##### Extracted records #####

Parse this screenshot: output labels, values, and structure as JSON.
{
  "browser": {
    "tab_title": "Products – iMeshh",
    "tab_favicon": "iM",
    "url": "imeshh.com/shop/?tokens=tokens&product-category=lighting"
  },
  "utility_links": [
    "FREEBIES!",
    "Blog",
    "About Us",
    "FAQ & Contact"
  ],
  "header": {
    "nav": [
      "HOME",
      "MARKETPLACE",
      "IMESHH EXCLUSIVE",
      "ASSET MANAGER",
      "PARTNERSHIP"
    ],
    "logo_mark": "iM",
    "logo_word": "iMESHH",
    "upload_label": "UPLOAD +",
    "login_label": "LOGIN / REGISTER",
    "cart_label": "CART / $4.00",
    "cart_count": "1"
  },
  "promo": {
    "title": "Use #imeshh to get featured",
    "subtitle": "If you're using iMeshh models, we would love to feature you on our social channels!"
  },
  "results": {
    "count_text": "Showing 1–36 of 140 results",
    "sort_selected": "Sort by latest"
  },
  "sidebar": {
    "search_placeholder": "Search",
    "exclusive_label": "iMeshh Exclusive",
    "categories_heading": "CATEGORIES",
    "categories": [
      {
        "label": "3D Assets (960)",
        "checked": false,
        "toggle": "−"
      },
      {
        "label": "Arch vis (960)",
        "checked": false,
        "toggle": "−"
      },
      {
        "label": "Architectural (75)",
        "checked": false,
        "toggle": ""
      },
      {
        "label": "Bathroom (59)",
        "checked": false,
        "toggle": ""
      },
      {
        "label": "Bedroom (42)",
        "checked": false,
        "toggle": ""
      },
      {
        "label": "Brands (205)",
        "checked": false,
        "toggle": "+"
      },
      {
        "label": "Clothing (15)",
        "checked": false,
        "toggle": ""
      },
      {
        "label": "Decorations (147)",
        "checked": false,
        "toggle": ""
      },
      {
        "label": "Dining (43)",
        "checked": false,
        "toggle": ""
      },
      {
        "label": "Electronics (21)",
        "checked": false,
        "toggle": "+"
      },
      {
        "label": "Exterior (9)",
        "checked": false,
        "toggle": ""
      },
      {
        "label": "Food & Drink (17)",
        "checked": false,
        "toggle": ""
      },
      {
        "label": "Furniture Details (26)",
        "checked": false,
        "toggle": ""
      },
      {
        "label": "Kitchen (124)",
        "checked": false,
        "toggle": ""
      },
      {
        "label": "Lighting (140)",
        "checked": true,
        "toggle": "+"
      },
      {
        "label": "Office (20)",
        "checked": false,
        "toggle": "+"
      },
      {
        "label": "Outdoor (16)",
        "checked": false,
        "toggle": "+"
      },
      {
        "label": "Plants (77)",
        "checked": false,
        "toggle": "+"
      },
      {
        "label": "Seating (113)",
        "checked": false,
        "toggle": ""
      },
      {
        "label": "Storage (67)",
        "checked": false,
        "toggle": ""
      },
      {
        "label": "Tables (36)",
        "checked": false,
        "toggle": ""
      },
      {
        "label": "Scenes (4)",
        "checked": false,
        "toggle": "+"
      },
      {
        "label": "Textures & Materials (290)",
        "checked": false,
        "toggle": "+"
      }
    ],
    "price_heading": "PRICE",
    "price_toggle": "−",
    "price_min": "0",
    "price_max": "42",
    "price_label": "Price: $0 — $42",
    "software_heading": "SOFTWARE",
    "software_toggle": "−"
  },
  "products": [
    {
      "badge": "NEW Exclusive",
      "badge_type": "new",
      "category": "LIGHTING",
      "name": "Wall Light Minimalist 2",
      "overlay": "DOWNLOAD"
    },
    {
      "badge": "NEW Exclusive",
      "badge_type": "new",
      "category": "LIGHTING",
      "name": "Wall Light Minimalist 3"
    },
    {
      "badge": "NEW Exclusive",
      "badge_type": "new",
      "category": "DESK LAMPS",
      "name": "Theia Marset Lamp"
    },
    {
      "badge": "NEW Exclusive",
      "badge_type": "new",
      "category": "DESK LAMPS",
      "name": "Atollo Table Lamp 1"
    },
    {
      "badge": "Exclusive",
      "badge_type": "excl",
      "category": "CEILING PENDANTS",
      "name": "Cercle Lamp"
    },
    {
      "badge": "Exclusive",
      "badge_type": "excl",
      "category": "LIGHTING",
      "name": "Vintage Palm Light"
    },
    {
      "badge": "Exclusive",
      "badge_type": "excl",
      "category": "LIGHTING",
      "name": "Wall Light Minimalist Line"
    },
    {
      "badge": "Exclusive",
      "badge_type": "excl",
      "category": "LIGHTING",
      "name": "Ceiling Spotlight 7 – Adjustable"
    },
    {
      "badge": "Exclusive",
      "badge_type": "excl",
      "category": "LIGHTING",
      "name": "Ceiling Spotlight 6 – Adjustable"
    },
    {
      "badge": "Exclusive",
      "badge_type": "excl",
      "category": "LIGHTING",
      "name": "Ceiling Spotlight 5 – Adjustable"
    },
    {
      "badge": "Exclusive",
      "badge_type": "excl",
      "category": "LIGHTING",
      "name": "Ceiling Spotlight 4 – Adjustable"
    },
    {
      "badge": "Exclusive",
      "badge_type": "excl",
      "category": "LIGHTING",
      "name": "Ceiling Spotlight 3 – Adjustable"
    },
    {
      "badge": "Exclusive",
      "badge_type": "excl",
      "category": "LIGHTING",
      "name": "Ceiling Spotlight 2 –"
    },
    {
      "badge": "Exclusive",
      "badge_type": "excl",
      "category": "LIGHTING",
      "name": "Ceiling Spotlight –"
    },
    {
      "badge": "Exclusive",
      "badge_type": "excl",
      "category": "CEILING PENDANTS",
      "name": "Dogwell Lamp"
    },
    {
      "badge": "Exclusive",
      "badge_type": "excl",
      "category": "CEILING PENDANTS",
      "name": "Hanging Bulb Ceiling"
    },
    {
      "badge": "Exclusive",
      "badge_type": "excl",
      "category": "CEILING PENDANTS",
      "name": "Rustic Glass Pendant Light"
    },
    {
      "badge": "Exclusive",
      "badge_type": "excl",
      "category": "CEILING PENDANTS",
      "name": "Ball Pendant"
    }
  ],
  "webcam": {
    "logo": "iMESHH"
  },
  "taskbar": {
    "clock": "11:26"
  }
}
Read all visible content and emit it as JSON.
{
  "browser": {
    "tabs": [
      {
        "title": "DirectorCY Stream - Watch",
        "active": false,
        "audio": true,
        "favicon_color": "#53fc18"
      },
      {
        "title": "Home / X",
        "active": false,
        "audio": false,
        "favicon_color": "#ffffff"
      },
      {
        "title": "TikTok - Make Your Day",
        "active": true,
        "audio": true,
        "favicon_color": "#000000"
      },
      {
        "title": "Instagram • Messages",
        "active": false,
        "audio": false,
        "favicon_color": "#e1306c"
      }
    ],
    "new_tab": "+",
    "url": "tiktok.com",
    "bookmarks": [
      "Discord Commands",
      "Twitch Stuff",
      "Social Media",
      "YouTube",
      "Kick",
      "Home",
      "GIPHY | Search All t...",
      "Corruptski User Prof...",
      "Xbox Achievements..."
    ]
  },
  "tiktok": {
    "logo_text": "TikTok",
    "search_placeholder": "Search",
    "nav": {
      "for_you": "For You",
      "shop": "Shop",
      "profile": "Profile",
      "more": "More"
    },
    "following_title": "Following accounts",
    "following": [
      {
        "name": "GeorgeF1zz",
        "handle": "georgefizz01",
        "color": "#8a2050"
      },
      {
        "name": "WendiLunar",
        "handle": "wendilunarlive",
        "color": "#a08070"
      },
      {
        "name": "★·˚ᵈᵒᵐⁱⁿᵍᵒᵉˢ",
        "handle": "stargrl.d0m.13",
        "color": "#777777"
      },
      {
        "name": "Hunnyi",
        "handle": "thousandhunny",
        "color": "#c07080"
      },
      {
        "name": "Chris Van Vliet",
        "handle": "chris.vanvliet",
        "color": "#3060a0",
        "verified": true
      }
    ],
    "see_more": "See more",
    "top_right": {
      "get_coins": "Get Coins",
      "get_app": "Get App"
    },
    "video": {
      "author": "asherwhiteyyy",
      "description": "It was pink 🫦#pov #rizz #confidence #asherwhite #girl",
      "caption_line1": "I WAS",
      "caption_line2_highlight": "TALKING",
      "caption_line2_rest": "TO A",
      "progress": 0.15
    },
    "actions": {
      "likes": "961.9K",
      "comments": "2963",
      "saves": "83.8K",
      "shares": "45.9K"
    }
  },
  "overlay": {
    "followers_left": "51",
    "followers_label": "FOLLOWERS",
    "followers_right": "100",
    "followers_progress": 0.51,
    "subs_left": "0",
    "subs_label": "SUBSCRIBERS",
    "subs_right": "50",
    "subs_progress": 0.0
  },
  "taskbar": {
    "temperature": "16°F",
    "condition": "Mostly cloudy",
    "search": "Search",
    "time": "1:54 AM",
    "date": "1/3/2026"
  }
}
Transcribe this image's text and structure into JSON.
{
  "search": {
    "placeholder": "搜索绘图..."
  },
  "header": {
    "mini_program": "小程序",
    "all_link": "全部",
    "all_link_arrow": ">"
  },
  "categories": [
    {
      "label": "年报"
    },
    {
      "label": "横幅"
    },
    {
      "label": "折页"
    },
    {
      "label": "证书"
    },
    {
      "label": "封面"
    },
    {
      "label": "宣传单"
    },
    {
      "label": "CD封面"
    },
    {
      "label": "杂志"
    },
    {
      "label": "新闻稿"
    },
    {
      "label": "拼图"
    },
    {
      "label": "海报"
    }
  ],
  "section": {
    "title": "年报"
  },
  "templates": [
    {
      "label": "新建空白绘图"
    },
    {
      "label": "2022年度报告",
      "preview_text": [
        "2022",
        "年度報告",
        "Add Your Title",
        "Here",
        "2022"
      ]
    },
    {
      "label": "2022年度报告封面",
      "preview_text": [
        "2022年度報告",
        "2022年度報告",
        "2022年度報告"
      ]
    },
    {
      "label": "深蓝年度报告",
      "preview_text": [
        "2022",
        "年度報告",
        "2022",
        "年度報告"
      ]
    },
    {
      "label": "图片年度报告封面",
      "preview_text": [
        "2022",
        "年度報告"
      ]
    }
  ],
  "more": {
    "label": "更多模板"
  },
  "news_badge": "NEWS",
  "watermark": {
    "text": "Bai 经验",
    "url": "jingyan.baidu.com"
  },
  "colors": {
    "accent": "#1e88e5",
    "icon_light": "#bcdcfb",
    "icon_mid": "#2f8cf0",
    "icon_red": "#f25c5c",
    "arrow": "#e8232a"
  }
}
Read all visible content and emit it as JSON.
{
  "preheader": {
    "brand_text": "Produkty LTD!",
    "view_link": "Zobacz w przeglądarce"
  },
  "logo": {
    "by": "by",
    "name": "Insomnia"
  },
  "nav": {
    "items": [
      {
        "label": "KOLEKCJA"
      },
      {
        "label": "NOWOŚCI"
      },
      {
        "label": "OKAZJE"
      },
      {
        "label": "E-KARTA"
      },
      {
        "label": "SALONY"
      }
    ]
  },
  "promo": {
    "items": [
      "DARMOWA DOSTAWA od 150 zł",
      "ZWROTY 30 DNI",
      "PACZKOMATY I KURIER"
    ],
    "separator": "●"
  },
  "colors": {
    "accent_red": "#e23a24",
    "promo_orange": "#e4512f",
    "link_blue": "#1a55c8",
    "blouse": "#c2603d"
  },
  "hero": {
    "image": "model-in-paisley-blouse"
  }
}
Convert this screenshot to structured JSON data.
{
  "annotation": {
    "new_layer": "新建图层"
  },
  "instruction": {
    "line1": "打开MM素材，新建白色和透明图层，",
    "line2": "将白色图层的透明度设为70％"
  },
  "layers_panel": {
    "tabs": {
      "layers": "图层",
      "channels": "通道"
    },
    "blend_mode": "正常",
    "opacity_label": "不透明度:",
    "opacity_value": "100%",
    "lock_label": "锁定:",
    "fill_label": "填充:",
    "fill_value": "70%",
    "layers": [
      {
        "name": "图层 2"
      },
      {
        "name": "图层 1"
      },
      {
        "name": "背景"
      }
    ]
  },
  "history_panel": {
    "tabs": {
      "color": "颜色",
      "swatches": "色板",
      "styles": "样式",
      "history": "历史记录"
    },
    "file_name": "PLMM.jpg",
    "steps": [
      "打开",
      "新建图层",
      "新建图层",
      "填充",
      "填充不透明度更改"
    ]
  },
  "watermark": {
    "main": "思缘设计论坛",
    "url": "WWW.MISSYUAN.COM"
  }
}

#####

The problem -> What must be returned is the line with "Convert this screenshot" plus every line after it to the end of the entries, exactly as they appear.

Answer box ->
Convert this screenshot to structured JSON data.
{
  "annotation": {
    "new_layer": "新建图层"
  },
  "instruction": {
    "line1": "打开MM素材，新建白色和透明图层，",
    "line2": "将白色图层的透明度设为70％"
  },
  "layers_panel": {
    "tabs": {
      "layers": "图层",
      "channels": "通道"
    },
    "blend_mode": "正常",
    "opacity_label": "不透明度:",
    "opacity_value": "100%",
    "lock_label": "锁定:",
    "fill_label": "填充:",
    "fill_value": "70%",
    "layers": [
      {
        "name": "图层 2"
      },
      {
        "name": "图层 1"
      },
      {
        "name": "背景"
      }
    ]
  },
  "history_panel": {
    "tabs": {
      "color": "颜色",
      "swatches": "色板",
      "styles": "样式",
      "history": "历史记录"
    },
    "file_name": "PLMM.jpg",
    "steps": [
      "打开",
      "新建图层",
      "新建图层",
      "填充",
      "填充不透明度更改"
    ]
  },
  "watermark": {
    "main": "思缘设计论坛",
    "url": "WWW.MISSYUAN.COM"
  }
}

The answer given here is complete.